╭─ GIVEN DATA

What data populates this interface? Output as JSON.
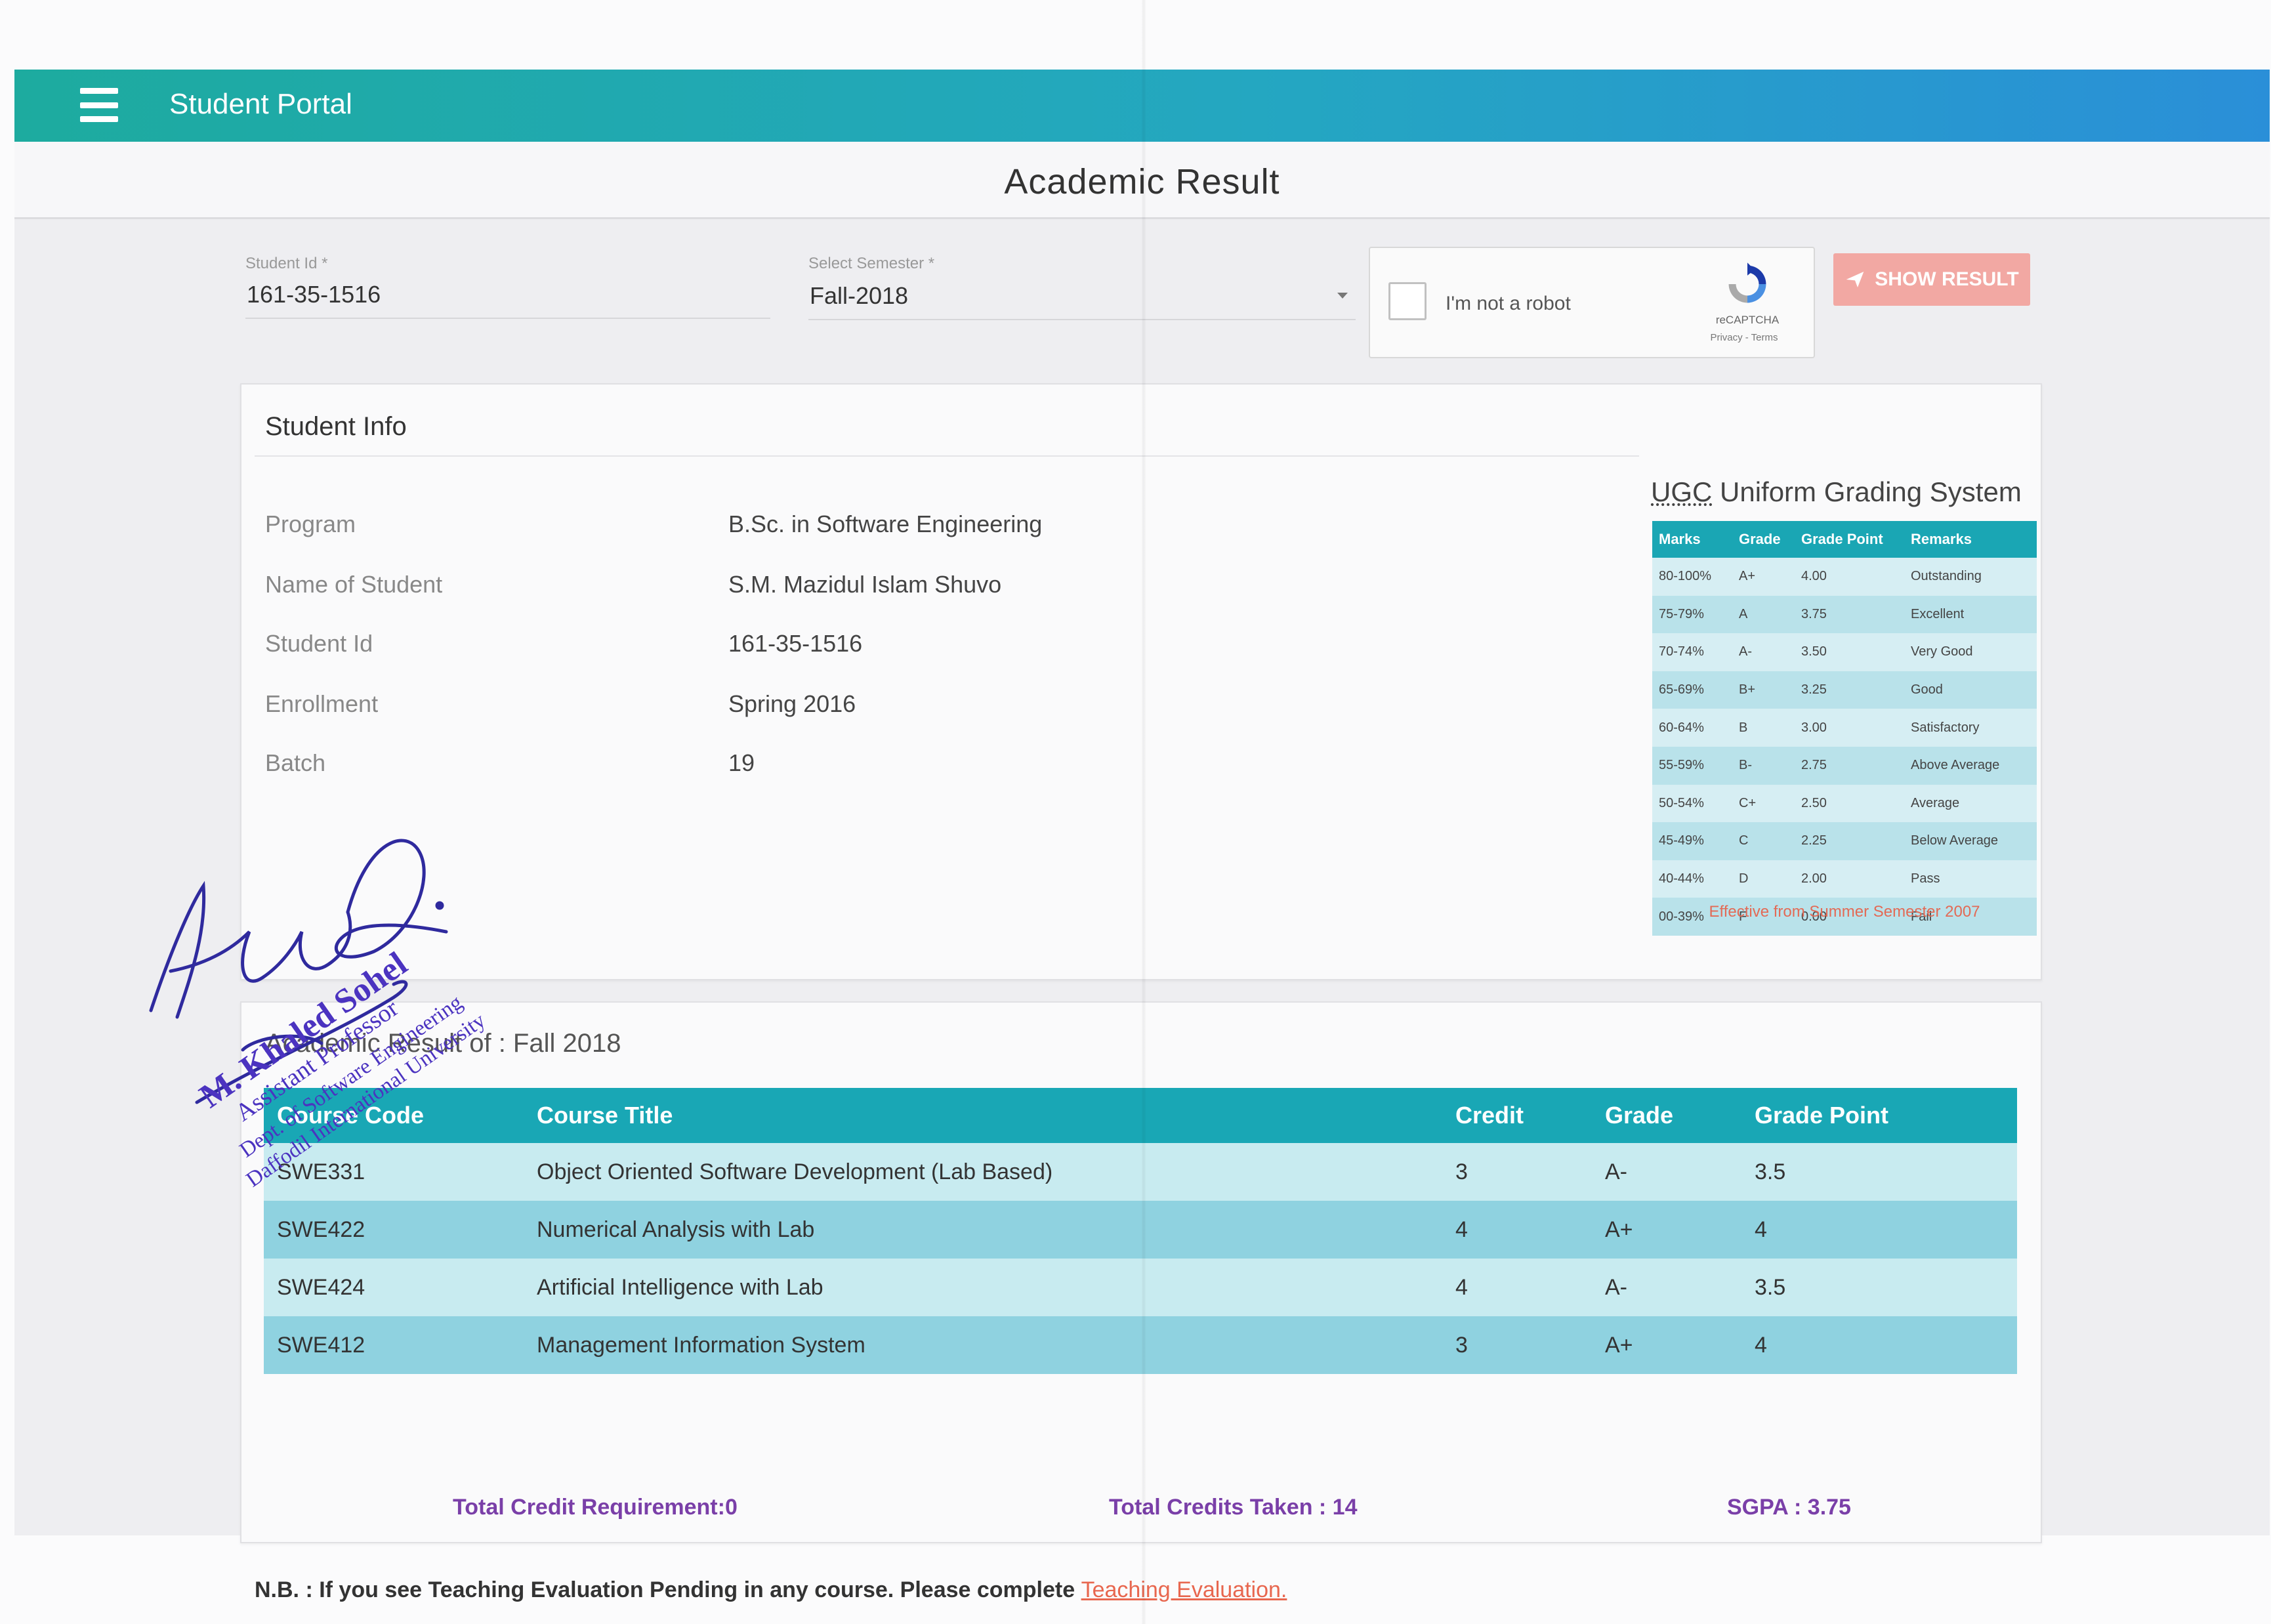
{
  "app": {
    "title": "Student Portal"
  },
  "page": {
    "title": "Academic Result"
  },
  "form": {
    "student_id_label": "Student Id *",
    "student_id_value": "161-35-1516",
    "semester_label": "Select Semester *",
    "semester_value": "Fall-2018",
    "captcha_label": "I'm not a robot",
    "captcha_brand": "reCAPTCHA",
    "captcha_links": "Privacy - Terms",
    "show_button": "SHOW RESULT"
  },
  "student_info": {
    "heading": "Student Info",
    "rows": [
      {
        "label": "Program",
        "value": "B.Sc. in Software Engineering"
      },
      {
        "label": "Name of Student",
        "value": "S.M. Mazidul Islam Shuvo"
      },
      {
        "label": "Student Id",
        "value": "161-35-1516"
      },
      {
        "label": "Enrollment",
        "value": "Spring 2016"
      },
      {
        "label": "Batch",
        "value": "19"
      }
    ]
  },
  "ugc": {
    "title_abbr": "UGC",
    "title_rest": " Uniform Grading System",
    "headers": [
      "Marks",
      "Grade",
      "Grade Point",
      "Remarks"
    ],
    "rows": [
      [
        "80-100%",
        "A+",
        "4.00",
        "Outstanding"
      ],
      [
        "75-79%",
        "A",
        "3.75",
        "Excellent"
      ],
      [
        "70-74%",
        "A-",
        "3.50",
        "Very Good"
      ],
      [
        "65-69%",
        "B+",
        "3.25",
        "Good"
      ],
      [
        "60-64%",
        "B",
        "3.00",
        "Satisfactory"
      ],
      [
        "55-59%",
        "B-",
        "2.75",
        "Above Average"
      ],
      [
        "50-54%",
        "C+",
        "2.50",
        "Average"
      ],
      [
        "45-49%",
        "C",
        "2.25",
        "Below Average"
      ],
      [
        "40-44%",
        "D",
        "2.00",
        "Pass"
      ],
      [
        "00-39%",
        "F",
        "0.00",
        "Fail"
      ]
    ],
    "note": "Effective from Summer Semester 2007"
  },
  "result": {
    "heading": "Academic Result of : Fall 2018",
    "headers": [
      "Course Code",
      "Course Title",
      "Credit",
      "Grade",
      "Grade Point"
    ],
    "rows": [
      [
        "SWE331",
        "Object Oriented Software Development (Lab Based)",
        "3",
        "A-",
        "3.5"
      ],
      [
        "SWE422",
        "Numerical Analysis with Lab",
        "4",
        "A+",
        "4"
      ],
      [
        "SWE424",
        "Artificial Intelligence with Lab",
        "4",
        "A-",
        "3.5"
      ],
      [
        "SWE412",
        "Management Information System",
        "3",
        "A+",
        "4"
      ]
    ],
    "total_requirement": "Total Credit Requirement:0",
    "total_taken": "Total Credits Taken : 14",
    "sgpa": "SGPA : 3.75"
  },
  "note": {
    "text": "N.B. : If you see Teaching Evaluation Pending in any course. Please complete ",
    "link": "Teaching Evaluation."
  },
  "stamp": {
    "name": "M. Khaled Sohel",
    "title": "Assistant Professor",
    "dept": "Dept. of Software Engineering",
    "university": "Daffodil International University"
  },
  "colors": {
    "appbar_start": "#1dab9f",
    "appbar_end": "#2a8fd8",
    "table_header": "#19a7b5",
    "accent_red": "#e8674f",
    "totals_purple": "#7a3fa8",
    "stamp_blue": "#3b2fb8"
  }
}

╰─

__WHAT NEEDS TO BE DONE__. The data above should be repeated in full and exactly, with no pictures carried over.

__EXPECTED ANSWER__.
What data populates this interface? Output as JSON.
{
  "app": {
    "title": "Student Portal"
  },
  "page": {
    "title": "Academic Result"
  },
  "form": {
    "student_id_label": "Student Id *",
    "student_id_value": "161-35-1516",
    "semester_label": "Select Semester *",
    "semester_value": "Fall-2018",
    "captcha_label": "I'm not a robot",
    "captcha_brand": "reCAPTCHA",
    "captcha_links": "Privacy - Terms",
    "show_button": "SHOW RESULT"
  },
  "student_info": {
    "heading": "Student Info",
    "rows": [
      {
        "label": "Program",
        "value": "B.Sc. in Software Engineering"
      },
      {
        "label": "Name of Student",
        "value": "S.M. Mazidul Islam Shuvo"
      },
      {
        "label": "Student Id",
        "value": "161-35-1516"
      },
      {
        "label": "Enrollment",
        "value": "Spring 2016"
      },
      {
        "label": "Batch",
        "value": "19"
      }
    ]
  },
  "ugc": {
    "title_abbr": "UGC",
    "title_rest": " Uniform Grading System",
    "headers": [
      "Marks",
      "Grade",
      "Grade Point",
      "Remarks"
    ],
    "rows": [
      [
        "80-100%",
        "A+",
        "4.00",
        "Outstanding"
      ],
      [
        "75-79%",
        "A",
        "3.75",
        "Excellent"
      ],
      [
        "70-74%",
        "A-",
        "3.50",
        "Very Good"
      ],
      [
        "65-69%",
        "B+",
        "3.25",
        "Good"
      ],
      [
        "60-64%",
        "B",
        "3.00",
        "Satisfactory"
      ],
      [
        "55-59%",
        "B-",
        "2.75",
        "Above Average"
      ],
      [
        "50-54%",
        "C+",
        "2.50",
        "Average"
      ],
      [
        "45-49%",
        "C",
        "2.25",
        "Below Average"
      ],
      [
        "40-44%",
        "D",
        "2.00",
        "Pass"
      ],
      [
        "00-39%",
        "F",
        "0.00",
        "Fail"
      ]
    ],
    "note": "Effective from Summer Semester 2007"
  },
  "result": {
    "heading": "Academic Result of : Fall 2018",
    "headers": [
      "Course Code",
      "Course Title",
      "Credit",
      "Grade",
      "Grade Point"
    ],
    "rows": [
      [
        "SWE331",
        "Object Oriented Software Development (Lab Based)",
        "3",
        "A-",
        "3.5"
      ],
      [
        "SWE422",
        "Numerical Analysis with Lab",
        "4",
        "A+",
        "4"
      ],
      [
        "SWE424",
        "Artificial Intelligence with Lab",
        "4",
        "A-",
        "3.5"
      ],
      [
        "SWE412",
        "Management Information System",
        "3",
        "A+",
        "4"
      ]
    ],
    "total_requirement": "Total Credit Requirement:0",
    "total_taken": "Total Credits Taken : 14",
    "sgpa": "SGPA : 3.75"
  },
  "note": {
    "text": "N.B. : If you see Teaching Evaluation Pending in any course. Please complete ",
    "link": "Teaching Evaluation."
  },
  "stamp": {
    "name": "M. Khaled Sohel",
    "title": "Assistant Professor",
    "dept": "Dept. of Software Engineering",
    "university": "Daffodil International University"
  },
  "colors": {
    "appbar_start": "#1dab9f",
    "appbar_end": "#2a8fd8",
    "table_header": "#19a7b5",
    "accent_red": "#e8674f",
    "totals_purple": "#7a3fa8",
    "stamp_blue": "#3b2fb8"
  }
}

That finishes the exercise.